Mr. Little is negotiating with the Tucson Electric Company to build a factory in Arizona that would produce 100 megawatts of cells a year, and run it for 10 years or so. Other cities and companies are considering similar ideas. Mr. Little said that at some point his project would turn into a "breeder," its electric production paying for its operation.
His company already runs factories that make 50 megawatts of new cells a year. The viability of the project depends mostly on whether Congress extends the production tax credit given to renewable and nuclear energy, he said.
Arizona Public Service, which operates the solar generator north of Tucson, seems to be on a campaign to show that there is no green approach that does not work well on a corporate scale. Last year, it started raising algae, feeding them carbon dioxide from a natural-gas-fired power plant, Red Hawk, west of Phoenix. It used the algae to make biodiesel, a vehicle fuel that is more commonly made from soybeans or corn. The company is now installing bigger equipment to test the process on a larger scale.
Even for renewable energy like heating with wood (an idea that has been around for much longer than the term "renewable"), the scale is growing. For example, the University of South Carolina would like to reduce its carbon footprint and lower its natural-gas bill of $6.5 million a year. So this spring it plans to open a plant that will use wood scraps to make electricity, and use steam from the system's waste heat to warm the campus.
This is not some wood-fired boiler. It is an $18 million gasification project that will heat the wood, mostly chips and bark, to produce a flammable gas, which will be burned in a turbine that resembles a jet engine. And the university will not run it on clippings from trees at the Columbia campus; it will take 14 tractor-trailer loads a day, about 55,000 tons a year.
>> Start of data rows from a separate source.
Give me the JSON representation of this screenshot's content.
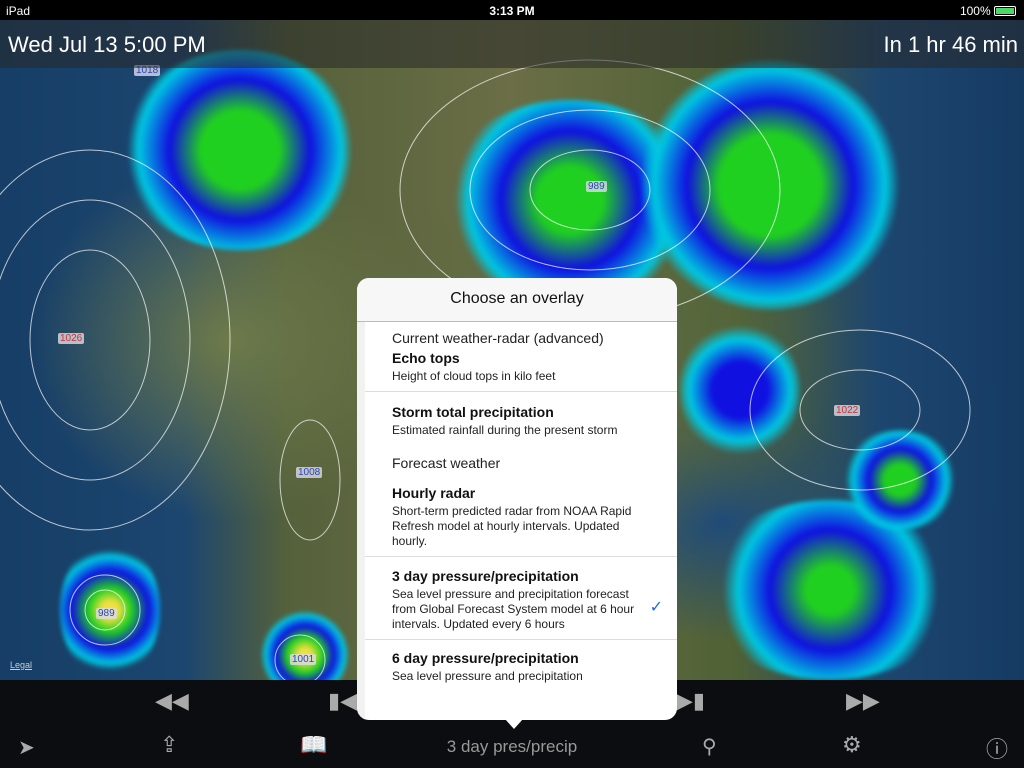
{
  "status": {
    "device": "iPad",
    "time": "3:13 PM",
    "battery": "100%"
  },
  "header": {
    "datetime": "Wed Jul 13 5:00 PM",
    "relative": "In 1 hr 46 min"
  },
  "map": {
    "pressure_labels": [
      "1018",
      "1026",
      "989",
      "1022",
      "1008",
      "989",
      "1001"
    ],
    "legal": "Legal"
  },
  "popover": {
    "title": "Choose an overlay",
    "sections": [
      {
        "label": "Current weather-radar (advanced)"
      },
      {
        "label": "Forecast weather"
      }
    ],
    "items": [
      {
        "title": "Echo tops",
        "desc": "Height of cloud tops in kilo feet"
      },
      {
        "title": "Storm total precipitation",
        "desc": "Estimated rainfall during the present storm"
      },
      {
        "title": "Hourly radar",
        "desc": "Short-term predicted radar from NOAA Rapid Refresh model at hourly intervals. Updated hourly."
      },
      {
        "title": "3 day pressure/precipitation",
        "desc": "Sea level pressure and precipitation forecast from Global Forecast System model at 6 hour intervals. Updated every 6 hours",
        "selected": true
      },
      {
        "title": "6 day pressure/precipitation",
        "desc": "Sea level pressure and precipitation"
      }
    ]
  },
  "toolbar": {
    "overlay_label": "3 day pres/precip",
    "icons": [
      "location-arrow-icon",
      "share-icon",
      "bookmarks-icon",
      "search-icon",
      "gear-icon",
      "info-icon"
    ],
    "playback": [
      "rewind-icon",
      "step-back-icon",
      "step-forward-icon",
      "fast-forward-icon"
    ]
  },
  "colors": {
    "accent": "#1a6ee0",
    "radar_light": "#00d8e8",
    "radar_mid": "#1010e0",
    "radar_heavy": "#20e020"
  }
}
Because the wood is gasified but not burned, the system, which is similar to one used in Burlington, Vt., produces less nitrogen oxides and less soot than a boiler would, said Jonathan S. Rhone, chief of the Nexterra Energy Corporation of Vancouver, British Columbia, which built the gasifier. But being that clean requires an industrial-size system.
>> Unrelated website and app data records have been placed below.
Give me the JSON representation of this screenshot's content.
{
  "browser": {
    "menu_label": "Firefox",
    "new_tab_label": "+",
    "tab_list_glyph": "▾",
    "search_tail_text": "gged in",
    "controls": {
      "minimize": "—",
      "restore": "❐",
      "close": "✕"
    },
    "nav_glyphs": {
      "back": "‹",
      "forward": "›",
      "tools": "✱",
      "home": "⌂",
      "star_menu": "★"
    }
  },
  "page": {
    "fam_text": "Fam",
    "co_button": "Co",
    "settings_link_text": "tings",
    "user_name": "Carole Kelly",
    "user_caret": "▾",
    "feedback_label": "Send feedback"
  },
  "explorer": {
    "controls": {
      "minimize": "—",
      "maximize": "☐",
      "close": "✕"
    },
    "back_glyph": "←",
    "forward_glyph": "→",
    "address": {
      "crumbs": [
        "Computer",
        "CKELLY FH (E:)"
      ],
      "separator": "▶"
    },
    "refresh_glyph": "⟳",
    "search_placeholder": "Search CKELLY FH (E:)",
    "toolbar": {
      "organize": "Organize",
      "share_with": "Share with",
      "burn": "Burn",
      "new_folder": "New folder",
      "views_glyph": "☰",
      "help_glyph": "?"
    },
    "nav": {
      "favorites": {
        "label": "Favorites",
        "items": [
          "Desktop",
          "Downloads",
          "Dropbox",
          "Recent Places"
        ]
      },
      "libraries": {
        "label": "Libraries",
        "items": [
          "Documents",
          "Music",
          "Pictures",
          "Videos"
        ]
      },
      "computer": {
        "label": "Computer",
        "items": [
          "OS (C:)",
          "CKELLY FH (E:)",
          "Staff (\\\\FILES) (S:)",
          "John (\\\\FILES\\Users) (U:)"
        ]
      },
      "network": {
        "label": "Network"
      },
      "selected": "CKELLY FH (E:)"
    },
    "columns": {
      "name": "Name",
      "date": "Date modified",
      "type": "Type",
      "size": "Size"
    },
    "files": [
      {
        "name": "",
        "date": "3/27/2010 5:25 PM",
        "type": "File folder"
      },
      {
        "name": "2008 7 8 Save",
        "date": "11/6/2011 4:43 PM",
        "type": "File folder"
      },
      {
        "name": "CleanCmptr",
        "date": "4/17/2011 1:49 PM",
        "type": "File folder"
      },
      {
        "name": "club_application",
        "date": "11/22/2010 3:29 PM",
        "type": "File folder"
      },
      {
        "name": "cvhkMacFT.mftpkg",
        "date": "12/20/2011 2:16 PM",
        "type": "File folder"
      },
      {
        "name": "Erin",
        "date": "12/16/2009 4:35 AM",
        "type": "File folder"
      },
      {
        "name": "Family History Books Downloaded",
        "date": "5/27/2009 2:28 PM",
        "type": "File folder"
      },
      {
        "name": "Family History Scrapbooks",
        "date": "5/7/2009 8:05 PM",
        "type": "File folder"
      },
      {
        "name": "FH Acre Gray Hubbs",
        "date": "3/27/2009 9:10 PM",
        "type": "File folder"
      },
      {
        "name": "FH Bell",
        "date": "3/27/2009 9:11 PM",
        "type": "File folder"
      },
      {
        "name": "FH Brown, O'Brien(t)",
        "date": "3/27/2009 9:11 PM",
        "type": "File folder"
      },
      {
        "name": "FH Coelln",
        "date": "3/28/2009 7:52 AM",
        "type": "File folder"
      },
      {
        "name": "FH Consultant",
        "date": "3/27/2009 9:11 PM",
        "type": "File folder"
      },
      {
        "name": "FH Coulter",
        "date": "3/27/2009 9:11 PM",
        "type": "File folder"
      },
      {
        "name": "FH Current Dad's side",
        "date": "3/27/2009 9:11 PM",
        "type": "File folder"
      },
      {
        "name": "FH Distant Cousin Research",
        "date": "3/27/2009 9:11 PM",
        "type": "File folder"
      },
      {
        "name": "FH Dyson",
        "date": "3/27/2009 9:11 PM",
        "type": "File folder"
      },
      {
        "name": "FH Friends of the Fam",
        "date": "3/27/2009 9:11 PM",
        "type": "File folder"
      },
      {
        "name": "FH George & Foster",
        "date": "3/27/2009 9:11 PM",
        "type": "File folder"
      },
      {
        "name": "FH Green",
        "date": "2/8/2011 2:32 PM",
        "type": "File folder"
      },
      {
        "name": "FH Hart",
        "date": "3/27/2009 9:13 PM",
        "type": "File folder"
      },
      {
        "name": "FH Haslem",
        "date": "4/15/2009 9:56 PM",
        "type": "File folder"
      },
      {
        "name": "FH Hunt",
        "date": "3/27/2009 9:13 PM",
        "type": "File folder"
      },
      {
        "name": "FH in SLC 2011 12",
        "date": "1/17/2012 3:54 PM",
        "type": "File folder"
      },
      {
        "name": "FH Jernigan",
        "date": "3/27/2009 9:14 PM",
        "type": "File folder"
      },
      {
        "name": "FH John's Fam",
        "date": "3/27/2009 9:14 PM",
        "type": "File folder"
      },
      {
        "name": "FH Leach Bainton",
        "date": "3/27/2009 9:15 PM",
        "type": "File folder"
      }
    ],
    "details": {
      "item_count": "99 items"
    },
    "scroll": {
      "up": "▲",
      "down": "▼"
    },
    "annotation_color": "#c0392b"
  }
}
There is another reason that it is not the kind of project that works on a small basis: it will take about 14 years to pay for itself. "We've been here 200 years," said Helen Zeigler, the university business manager. "We can afford to make investments like this." A 14-year payback would never work on a family budget, she said.